TASK TO COMPLETE =
Print each entry word for word.

PROVIDED RECORDS section start

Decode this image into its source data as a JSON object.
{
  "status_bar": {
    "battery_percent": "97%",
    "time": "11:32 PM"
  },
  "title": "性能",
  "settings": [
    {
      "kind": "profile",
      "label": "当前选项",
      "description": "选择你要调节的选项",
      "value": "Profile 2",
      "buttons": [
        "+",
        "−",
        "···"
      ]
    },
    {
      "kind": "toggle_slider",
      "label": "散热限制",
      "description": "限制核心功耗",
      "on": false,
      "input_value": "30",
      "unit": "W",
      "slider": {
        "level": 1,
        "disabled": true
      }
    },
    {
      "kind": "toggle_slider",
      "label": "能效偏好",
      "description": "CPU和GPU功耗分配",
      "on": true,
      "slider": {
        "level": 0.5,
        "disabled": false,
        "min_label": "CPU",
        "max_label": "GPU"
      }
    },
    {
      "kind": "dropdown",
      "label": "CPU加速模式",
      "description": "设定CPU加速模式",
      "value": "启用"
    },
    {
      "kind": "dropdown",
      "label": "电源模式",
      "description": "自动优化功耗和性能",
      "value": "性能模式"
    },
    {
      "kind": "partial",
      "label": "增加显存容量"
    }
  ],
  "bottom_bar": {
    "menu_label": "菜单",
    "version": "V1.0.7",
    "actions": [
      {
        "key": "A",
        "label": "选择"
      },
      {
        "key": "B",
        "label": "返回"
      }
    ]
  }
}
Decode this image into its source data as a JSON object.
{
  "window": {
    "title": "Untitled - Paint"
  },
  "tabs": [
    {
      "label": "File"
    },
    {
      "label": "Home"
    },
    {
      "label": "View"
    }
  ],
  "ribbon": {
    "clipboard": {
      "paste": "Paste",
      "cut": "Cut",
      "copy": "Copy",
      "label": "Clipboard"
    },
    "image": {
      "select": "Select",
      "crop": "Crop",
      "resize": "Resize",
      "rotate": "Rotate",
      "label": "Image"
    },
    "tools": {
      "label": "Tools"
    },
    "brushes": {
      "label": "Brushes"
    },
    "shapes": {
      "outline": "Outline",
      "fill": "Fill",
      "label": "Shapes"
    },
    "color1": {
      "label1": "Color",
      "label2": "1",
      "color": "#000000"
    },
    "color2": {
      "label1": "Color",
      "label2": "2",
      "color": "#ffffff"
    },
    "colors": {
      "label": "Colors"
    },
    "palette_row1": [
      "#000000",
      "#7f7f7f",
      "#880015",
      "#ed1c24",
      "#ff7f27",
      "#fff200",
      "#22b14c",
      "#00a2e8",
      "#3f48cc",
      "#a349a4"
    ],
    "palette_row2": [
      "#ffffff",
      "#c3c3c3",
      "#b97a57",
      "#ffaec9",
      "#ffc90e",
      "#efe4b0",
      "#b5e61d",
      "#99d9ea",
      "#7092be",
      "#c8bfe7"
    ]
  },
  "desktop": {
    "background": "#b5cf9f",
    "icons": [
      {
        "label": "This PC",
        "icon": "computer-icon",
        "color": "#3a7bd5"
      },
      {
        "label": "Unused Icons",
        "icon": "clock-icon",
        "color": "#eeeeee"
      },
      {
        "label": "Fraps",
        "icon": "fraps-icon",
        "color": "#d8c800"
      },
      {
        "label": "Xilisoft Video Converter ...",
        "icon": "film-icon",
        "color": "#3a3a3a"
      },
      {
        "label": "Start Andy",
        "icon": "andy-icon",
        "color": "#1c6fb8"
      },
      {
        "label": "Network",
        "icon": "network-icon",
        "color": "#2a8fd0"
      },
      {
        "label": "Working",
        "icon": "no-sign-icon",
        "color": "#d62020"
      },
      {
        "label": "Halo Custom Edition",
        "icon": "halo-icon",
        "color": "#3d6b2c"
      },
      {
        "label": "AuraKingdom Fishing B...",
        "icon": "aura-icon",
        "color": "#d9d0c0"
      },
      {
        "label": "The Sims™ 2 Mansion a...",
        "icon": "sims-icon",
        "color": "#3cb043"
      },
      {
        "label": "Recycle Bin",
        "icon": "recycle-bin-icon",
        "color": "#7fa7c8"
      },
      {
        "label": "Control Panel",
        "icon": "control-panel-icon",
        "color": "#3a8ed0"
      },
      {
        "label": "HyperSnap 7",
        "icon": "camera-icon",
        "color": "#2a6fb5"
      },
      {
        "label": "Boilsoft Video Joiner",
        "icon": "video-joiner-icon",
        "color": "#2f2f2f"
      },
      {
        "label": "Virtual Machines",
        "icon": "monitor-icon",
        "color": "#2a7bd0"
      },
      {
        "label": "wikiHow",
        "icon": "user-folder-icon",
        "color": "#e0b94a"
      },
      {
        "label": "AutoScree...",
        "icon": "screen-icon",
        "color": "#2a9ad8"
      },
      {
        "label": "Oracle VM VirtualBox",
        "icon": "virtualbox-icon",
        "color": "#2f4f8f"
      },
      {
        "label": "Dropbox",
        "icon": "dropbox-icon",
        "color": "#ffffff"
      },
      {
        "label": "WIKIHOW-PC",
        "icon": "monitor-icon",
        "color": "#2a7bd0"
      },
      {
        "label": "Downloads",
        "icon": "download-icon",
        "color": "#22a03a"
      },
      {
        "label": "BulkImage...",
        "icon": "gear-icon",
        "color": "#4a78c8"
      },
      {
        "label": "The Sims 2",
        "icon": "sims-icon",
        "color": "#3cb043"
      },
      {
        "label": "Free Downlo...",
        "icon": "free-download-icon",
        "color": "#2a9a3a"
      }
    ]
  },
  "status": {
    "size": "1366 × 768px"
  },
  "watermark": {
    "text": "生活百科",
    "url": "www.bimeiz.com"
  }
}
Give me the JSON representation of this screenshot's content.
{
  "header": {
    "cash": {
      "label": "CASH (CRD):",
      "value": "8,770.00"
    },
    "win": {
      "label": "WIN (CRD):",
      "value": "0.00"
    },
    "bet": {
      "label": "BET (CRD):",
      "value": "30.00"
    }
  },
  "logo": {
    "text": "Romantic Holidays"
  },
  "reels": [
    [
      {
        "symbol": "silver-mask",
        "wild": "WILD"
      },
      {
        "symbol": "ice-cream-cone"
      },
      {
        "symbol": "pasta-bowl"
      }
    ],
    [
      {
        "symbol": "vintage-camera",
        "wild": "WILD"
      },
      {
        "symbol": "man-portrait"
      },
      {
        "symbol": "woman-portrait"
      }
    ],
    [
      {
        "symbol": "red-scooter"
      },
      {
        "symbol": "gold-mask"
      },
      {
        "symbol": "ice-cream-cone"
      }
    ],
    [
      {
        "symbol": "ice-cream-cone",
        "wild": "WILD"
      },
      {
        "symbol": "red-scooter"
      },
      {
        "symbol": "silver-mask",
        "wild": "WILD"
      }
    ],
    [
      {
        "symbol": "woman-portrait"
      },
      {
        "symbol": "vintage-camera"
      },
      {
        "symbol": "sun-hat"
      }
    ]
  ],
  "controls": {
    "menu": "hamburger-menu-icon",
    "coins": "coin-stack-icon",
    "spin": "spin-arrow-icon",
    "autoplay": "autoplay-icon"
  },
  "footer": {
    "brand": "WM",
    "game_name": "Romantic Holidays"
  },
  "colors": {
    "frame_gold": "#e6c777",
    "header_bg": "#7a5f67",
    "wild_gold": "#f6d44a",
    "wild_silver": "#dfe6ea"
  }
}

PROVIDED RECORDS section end

WRITTEN SOLUTION =
Decode this image into its source data as a JSON object.
{
  "status_bar": {
    "battery_percent": "97%",
    "time": "11:32 PM"
  },
  "title": "性能",
  "settings": [
    {
      "kind": "profile",
      "label": "当前选项",
      "description": "选择你要调节的选项",
      "value": "Profile 2",
      "buttons": [
        "+",
        "−",
        "···"
      ]
    },
    {
      "kind": "toggle_slider",
      "label": "散热限制",
      "description": "限制核心功耗",
      "on": false,
      "input_value": "30",
      "unit": "W",
      "slider": {
        "level": 1,
        "disabled": true
      }
    },
    {
      "kind": "toggle_slider",
      "label": "能效偏好",
      "description": "CPU和GPU功耗分配",
      "on": true,
      "slider": {
        "level": 0.5,
        "disabled": false,
        "min_label": "CPU",
        "max_label": "GPU"
      }
    },
    {
      "kind": "dropdown",
      "label": "CPU加速模式",
      "description": "设定CPU加速模式",
      "value": "启用"
    },
    {
      "kind": "dropdown",
      "label": "电源模式",
      "description": "自动优化功耗和性能",
      "value": "性能模式"
    },
    {
      "kind": "partial",
      "label": "增加显存容量"
    }
  ],
  "bottom_bar": {
    "menu_label": "菜单",
    "version": "V1.0.7",
    "actions": [
      {
        "key": "A",
        "label": "选择"
      },
      {
        "key": "B",
        "label": "返回"
      }
    ]
  }
}
Decode this image into its source data as a JSON object.
{
  "window": {
    "title": "Untitled - Paint"
  },
  "tabs": [
    {
      "label": "File"
    },
    {
      "label": "Home"
    },
    {
      "label": "View"
    }
  ],
  "ribbon": {
    "clipboard": {
      "paste": "Paste",
      "cut": "Cut",
      "copy": "Copy",
      "label": "Clipboard"
    },
    "image": {
      "select": "Select",
      "crop": "Crop",
      "resize": "Resize",
      "rotate": "Rotate",
      "label": "Image"
    },
    "tools": {
      "label": "Tools"
    },
    "brushes": {
      "label": "Brushes"
    },
    "shapes": {
      "outline": "Outline",
      "fill": "Fill",
      "label": "Shapes"
    },
    "color1": {
      "label1": "Color",
      "label2": "1",
      "color": "#000000"
    },
    "color2": {
      "label1": "Color",
      "label2": "2",
      "color": "#ffffff"
    },
    "colors": {
      "label": "Colors"
    },
    "palette_row1": [
      "#000000",
      "#7f7f7f",
      "#880015",
      "#ed1c24",
      "#ff7f27",
      "#fff200",
      "#22b14c",
      "#00a2e8",
      "#3f48cc",
      "#a349a4"
    ],
    "palette_row2": [
      "#ffffff",
      "#c3c3c3",
      "#b97a57",
      "#ffaec9",
      "#ffc90e",
      "#efe4b0",
      "#b5e61d",
      "#99d9ea",
      "#7092be",
      "#c8bfe7"
    ]
  },
  "desktop": {
    "background": "#b5cf9f",
    "icons": [
      {
        "label": "This PC",
        "icon": "computer-icon",
        "color": "#3a7bd5"
      },
      {
        "label": "Unused Icons",
        "icon": "clock-icon",
        "color": "#eeeeee"
      },
      {
        "label": "Fraps",
        "icon": "fraps-icon",
        "color": "#d8c800"
      },
      {
        "label": "Xilisoft Video Converter ...",
        "icon": "film-icon",
        "color": "#3a3a3a"
      },
      {
        "label": "Start Andy",
        "icon": "andy-icon",
        "color": "#1c6fb8"
      },
      {
        "label": "Network",
        "icon": "network-icon",
        "color": "#2a8fd0"
      },
      {
        "label": "Working",
        "icon": "no-sign-icon",
        "color": "#d62020"
      },
      {
        "label": "Halo Custom Edition",
        "icon": "halo-icon",
        "color": "#3d6b2c"
      },
      {
        "label": "AuraKingdom Fishing B...",
        "icon": "aura-icon",
        "color": "#d9d0c0"
      },
      {
        "label": "The Sims™ 2 Mansion a...",
        "icon": "sims-icon",
        "color": "#3cb043"
      },
      {
        "label": "Recycle Bin",
        "icon": "recycle-bin-icon",
        "color": "#7fa7c8"
      },
      {
        "label": "Control Panel",
        "icon": "control-panel-icon",
        "color": "#3a8ed0"
      },
      {
        "label": "HyperSnap 7",
        "icon": "camera-icon",
        "color": "#2a6fb5"
      },
      {
        "label": "Boilsoft Video Joiner",
        "icon": "video-joiner-icon",
        "color": "#2f2f2f"
      },
      {
        "label": "Virtual Machines",
        "icon": "monitor-icon",
        "color": "#2a7bd0"
      },
      {
        "label": "wikiHow",
        "icon": "user-folder-icon",
        "color": "#e0b94a"
      },
      {
        "label": "AutoScree...",
        "icon": "screen-icon",
        "color": "#2a9ad8"
      },
      {
        "label": "Oracle VM VirtualBox",
        "icon": "virtualbox-icon",
        "color": "#2f4f8f"
      },
      {
        "label": "Dropbox",
        "icon": "dropbox-icon",
        "color": "#ffffff"
      },
      {
        "label": "WIKIHOW-PC",
        "icon": "monitor-icon",
        "color": "#2a7bd0"
      },
      {
        "label": "Downloads",
        "icon": "download-icon",
        "color": "#22a03a"
      },
      {
        "label": "BulkImage...",
        "icon": "gear-icon",
        "color": "#4a78c8"
      },
      {
        "label": "The Sims 2",
        "icon": "sims-icon",
        "color": "#3cb043"
      },
      {
        "label": "Free Downlo...",
        "icon": "free-download-icon",
        "color": "#2a9a3a"
      }
    ]
  },
  "status": {
    "size": "1366 × 768px"
  },
  "watermark": {
    "text": "生活百科",
    "url": "www.bimeiz.com"
  }
}
Give me the JSON representation of this screenshot's content.
{
  "header": {
    "cash": {
      "label": "CASH (CRD):",
      "value": "8,770.00"
    },
    "win": {
      "label": "WIN (CRD):",
      "value": "0.00"
    },
    "bet": {
      "label": "BET (CRD):",
      "value": "30.00"
    }
  },
  "logo": {
    "text": "Romantic Holidays"
  },
  "reels": [
    [
      {
        "symbol": "silver-mask",
        "wild": "WILD"
      },
      {
        "symbol": "ice-cream-cone"
      },
      {
        "symbol": "pasta-bowl"
      }
    ],
    [
      {
        "symbol": "vintage-camera",
        "wild": "WILD"
      },
      {
        "symbol": "man-portrait"
      },
      {
        "symbol": "woman-portrait"
      }
    ],
    [
      {
        "symbol": "red-scooter"
      },
      {
        "symbol": "gold-mask"
      },
      {
        "symbol": "ice-cream-cone"
      }
    ],
    [
      {
        "symbol": "ice-cream-cone",
        "wild": "WILD"
      },
      {
        "symbol": "red-scooter"
      },
      {
        "symbol": "silver-mask",
        "wild": "WILD"
      }
    ],
    [
      {
        "symbol": "woman-portrait"
      },
      {
        "symbol": "vintage-camera"
      },
      {
        "symbol": "sun-hat"
      }
    ]
  ],
  "controls": {
    "menu": "hamburger-menu-icon",
    "coins": "coin-stack-icon",
    "spin": "spin-arrow-icon",
    "autoplay": "autoplay-icon"
  },
  "footer": {
    "brand": "WM",
    "game_name": "Romantic Holidays"
  },
  "colors": {
    "frame_gold": "#e6c777",
    "header_bg": "#7a5f67",
    "wild_gold": "#f6d44a",
    "wild_silver": "#dfe6ea"
  }
}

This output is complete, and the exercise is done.